Saturday, March 18, 2017
As the number of flu deaths across the state keeps climbing, Pitt County Health Department officials continue to stress the importance of vaccinations.
More than 20 flu deaths were recorded in North Carolina for the week ending March 11, according to the North Carolina Department of Health and Human Services, but none occurred in Pitt County, the county health director reported.
The number of influenza-associated deaths reported this season, which started Oct. 2, now is 110, DHHS officials reported. The number of total seasonal deaths reported in the week ending March 4 was 83. While flu activity has started to decrease in the state, the virus continues to be widespread statewide and in Pitt County. Updated death certificate reports have the total of flu-related deaths in Pitt County at six, including one child, health department Director Dr. John Morrow said Friday.
“Data isn’t as accurate at the county level because of the surveillance system used, but anecdotally, it certainly is still widespread,” Morrow said. “We are seeing other viruses in addition to flu, including RSV (affecting the lungs and respiratory tract), rhinovirus (cold virus) and enterovirus (the most commonly caused respiratory virus among children).”
Morrow repeated his year-round message about the importance of vaccination, even as the official flu season draws closer to an end on the calendar.
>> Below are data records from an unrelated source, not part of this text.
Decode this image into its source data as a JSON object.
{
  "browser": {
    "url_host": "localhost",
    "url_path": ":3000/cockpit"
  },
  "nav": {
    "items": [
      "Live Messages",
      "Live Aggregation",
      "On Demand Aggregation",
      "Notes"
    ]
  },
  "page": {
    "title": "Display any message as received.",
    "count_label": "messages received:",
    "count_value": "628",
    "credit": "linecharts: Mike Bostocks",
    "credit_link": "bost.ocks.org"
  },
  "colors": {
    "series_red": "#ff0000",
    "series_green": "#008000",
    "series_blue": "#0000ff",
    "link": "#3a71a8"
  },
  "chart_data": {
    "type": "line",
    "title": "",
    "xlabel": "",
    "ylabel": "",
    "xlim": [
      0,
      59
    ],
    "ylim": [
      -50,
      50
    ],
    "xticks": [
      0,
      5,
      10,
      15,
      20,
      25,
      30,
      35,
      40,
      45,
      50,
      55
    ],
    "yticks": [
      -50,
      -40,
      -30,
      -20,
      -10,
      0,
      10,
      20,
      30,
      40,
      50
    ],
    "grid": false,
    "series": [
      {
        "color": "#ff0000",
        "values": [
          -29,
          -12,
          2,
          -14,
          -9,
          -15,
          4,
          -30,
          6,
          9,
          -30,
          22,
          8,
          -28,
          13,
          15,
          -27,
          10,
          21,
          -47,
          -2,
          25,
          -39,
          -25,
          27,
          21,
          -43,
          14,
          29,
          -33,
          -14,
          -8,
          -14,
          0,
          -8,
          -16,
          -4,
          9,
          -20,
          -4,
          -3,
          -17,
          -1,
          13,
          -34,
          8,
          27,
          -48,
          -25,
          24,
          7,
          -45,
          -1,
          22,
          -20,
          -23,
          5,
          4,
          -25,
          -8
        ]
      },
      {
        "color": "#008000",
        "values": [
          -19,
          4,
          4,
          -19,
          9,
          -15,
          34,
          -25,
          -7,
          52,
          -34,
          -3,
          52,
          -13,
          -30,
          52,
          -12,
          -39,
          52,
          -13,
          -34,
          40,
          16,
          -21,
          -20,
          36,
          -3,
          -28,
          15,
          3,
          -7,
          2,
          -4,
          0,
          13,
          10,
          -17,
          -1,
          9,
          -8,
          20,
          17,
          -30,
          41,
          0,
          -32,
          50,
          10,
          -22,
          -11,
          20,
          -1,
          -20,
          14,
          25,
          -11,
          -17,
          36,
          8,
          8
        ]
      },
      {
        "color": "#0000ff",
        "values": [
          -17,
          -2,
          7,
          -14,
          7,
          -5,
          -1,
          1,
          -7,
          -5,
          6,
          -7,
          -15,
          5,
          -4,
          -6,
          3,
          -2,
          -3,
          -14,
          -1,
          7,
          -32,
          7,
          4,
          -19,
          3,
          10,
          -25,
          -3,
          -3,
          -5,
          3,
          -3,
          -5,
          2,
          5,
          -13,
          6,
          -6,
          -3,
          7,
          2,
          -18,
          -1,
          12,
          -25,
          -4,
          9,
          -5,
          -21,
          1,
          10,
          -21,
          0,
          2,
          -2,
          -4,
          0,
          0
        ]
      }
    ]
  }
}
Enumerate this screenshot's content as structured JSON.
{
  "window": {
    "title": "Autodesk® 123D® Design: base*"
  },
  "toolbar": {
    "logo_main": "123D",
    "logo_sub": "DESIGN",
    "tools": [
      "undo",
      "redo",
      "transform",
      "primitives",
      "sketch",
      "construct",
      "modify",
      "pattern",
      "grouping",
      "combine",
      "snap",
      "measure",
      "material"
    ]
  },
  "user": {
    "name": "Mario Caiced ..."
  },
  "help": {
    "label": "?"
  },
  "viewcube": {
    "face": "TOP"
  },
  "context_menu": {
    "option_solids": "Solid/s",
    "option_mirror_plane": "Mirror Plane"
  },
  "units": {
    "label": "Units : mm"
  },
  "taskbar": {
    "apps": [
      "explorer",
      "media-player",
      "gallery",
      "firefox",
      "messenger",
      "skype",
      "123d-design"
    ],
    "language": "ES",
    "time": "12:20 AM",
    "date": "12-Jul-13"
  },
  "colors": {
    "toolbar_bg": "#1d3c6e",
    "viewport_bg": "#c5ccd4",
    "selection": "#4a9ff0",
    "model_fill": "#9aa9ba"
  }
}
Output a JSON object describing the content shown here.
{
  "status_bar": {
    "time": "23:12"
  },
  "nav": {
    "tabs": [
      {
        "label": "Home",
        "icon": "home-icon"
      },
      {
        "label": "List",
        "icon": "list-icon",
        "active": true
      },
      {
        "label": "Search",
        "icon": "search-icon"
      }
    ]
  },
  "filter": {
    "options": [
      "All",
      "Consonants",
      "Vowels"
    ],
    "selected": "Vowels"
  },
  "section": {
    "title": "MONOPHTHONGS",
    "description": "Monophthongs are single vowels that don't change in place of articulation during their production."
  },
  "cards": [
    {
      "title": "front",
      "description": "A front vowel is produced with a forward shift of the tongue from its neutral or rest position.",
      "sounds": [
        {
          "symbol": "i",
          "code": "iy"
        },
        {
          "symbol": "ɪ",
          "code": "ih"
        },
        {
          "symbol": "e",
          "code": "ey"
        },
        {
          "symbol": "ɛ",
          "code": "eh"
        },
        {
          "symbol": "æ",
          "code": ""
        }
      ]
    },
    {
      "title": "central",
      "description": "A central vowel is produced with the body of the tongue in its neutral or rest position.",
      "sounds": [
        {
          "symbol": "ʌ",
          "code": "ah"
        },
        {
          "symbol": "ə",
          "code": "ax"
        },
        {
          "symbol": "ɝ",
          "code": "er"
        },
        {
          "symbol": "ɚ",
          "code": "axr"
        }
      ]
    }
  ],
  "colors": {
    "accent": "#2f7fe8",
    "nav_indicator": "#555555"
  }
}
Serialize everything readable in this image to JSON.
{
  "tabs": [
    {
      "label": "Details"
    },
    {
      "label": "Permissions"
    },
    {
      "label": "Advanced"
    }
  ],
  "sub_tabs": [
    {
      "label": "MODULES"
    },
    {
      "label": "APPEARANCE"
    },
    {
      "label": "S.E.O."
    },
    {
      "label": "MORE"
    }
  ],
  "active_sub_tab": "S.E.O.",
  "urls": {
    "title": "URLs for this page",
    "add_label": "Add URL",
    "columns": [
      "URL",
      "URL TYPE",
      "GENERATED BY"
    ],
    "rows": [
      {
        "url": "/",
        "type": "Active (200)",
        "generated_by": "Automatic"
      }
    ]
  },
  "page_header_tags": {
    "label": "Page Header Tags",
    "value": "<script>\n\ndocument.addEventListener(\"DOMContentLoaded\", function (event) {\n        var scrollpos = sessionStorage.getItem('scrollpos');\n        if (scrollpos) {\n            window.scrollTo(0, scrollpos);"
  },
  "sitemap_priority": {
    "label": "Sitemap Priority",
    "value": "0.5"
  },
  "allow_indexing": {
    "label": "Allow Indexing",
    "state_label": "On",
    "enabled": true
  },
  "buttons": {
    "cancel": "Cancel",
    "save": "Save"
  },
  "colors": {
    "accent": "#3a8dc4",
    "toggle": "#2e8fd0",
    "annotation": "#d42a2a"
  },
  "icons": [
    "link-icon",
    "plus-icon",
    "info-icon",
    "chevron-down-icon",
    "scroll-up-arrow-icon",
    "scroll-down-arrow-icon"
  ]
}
“We’ll probably see that this year’s vaccine is about 48-percent effective, not as good as we’d like,” Morrow said. “But we know that people not vaccinated are more likely to spread the flu virus. We still don’t get enough people vaccinated to prevent its spread through the community. If we can do better at matching the vaccine to the virus and do better at getting more people vaccinated, we can hold down the numbers of sick people — and especially deaths.”
“North Carolinians should continue to take precautions and not let down their guard,” State Epidemiologist Dr. Zack Moore said in a separate statement that echoed Morrows cautionary remarks.
Antiviral medications are available to treat flu infections. People who think they might have the flu and are at high risk for severe complications should contact their doctor right away to see if antiviral medications might be needed, state health officials said. High risk groups include those with underlying conditions like asthma or heart disease, pregnant women, people older than 65 and children younger than 5.
Precautions that everyone should use to protect against the spread of flu and other viruses include:
• Wash hands frequently, with soap and water or an alcohol-based hand sanitizer.
• Cover coughs and sneezes with a tissue and then discard the tissue promptly.
• If you are sick, stay home until you have been fever-free for at least 24 hours.
For more information on flu and to find out where you can get a flu vaccination in your community, visit www.flu.nc.gov.
Weekly updates on flu surveillance data are also available at flu.nc.gov.
Contact Michael Abramowitz at firstname.lastname@example.org or 252-329-9507.